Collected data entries
──────────

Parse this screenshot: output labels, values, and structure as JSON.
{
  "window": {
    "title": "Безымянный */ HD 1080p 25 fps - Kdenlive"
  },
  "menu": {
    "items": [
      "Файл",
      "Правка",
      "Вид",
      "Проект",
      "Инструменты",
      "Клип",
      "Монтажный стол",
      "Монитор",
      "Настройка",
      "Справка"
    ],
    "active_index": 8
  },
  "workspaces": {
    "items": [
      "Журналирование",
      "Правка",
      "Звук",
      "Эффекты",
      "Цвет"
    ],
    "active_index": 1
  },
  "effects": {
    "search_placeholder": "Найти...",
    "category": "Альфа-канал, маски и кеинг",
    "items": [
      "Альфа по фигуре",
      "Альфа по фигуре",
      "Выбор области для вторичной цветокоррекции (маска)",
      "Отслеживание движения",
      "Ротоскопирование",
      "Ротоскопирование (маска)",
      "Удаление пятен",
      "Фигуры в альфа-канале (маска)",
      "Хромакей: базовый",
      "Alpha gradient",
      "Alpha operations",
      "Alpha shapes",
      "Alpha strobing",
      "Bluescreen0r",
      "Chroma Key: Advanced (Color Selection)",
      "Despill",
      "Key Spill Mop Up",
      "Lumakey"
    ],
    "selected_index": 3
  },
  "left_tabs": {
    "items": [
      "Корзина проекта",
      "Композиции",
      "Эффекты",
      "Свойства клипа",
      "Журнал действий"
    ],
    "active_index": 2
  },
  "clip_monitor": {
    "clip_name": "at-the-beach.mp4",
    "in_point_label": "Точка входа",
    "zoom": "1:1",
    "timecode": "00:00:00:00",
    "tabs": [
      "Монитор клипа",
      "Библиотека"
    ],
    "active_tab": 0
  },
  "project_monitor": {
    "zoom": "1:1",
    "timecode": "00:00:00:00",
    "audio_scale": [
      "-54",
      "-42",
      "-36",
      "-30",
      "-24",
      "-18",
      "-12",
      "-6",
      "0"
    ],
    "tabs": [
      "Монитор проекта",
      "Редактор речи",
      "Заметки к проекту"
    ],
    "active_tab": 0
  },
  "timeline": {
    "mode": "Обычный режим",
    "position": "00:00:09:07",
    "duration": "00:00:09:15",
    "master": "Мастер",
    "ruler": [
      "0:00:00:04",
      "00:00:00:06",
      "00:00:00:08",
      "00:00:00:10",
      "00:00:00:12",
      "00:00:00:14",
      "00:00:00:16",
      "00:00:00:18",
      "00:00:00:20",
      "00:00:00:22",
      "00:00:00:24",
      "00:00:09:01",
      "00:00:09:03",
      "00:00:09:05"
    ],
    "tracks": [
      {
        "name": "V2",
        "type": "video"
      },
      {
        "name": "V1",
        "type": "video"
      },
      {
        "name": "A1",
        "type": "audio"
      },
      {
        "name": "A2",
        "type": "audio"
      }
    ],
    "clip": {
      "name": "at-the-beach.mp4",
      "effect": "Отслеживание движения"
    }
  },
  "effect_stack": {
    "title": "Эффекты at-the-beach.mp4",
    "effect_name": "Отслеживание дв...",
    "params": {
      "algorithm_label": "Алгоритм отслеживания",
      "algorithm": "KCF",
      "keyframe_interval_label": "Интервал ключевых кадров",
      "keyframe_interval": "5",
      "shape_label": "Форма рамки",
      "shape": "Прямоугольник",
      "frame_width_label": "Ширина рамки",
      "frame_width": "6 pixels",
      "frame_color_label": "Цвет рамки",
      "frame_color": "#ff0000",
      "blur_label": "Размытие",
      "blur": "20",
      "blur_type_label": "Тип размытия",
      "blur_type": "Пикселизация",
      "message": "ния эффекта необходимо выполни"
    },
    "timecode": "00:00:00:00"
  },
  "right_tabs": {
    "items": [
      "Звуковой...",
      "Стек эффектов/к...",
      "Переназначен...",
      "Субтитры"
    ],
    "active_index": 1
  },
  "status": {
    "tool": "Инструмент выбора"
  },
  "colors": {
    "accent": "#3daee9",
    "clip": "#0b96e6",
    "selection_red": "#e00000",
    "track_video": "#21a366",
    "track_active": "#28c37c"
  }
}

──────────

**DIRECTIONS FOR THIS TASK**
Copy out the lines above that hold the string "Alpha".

**RESPONSE TO THE TASK**
      "Alpha gradient",
      "Alpha operations",
      "Alpha shapes",
      "Alpha strobing",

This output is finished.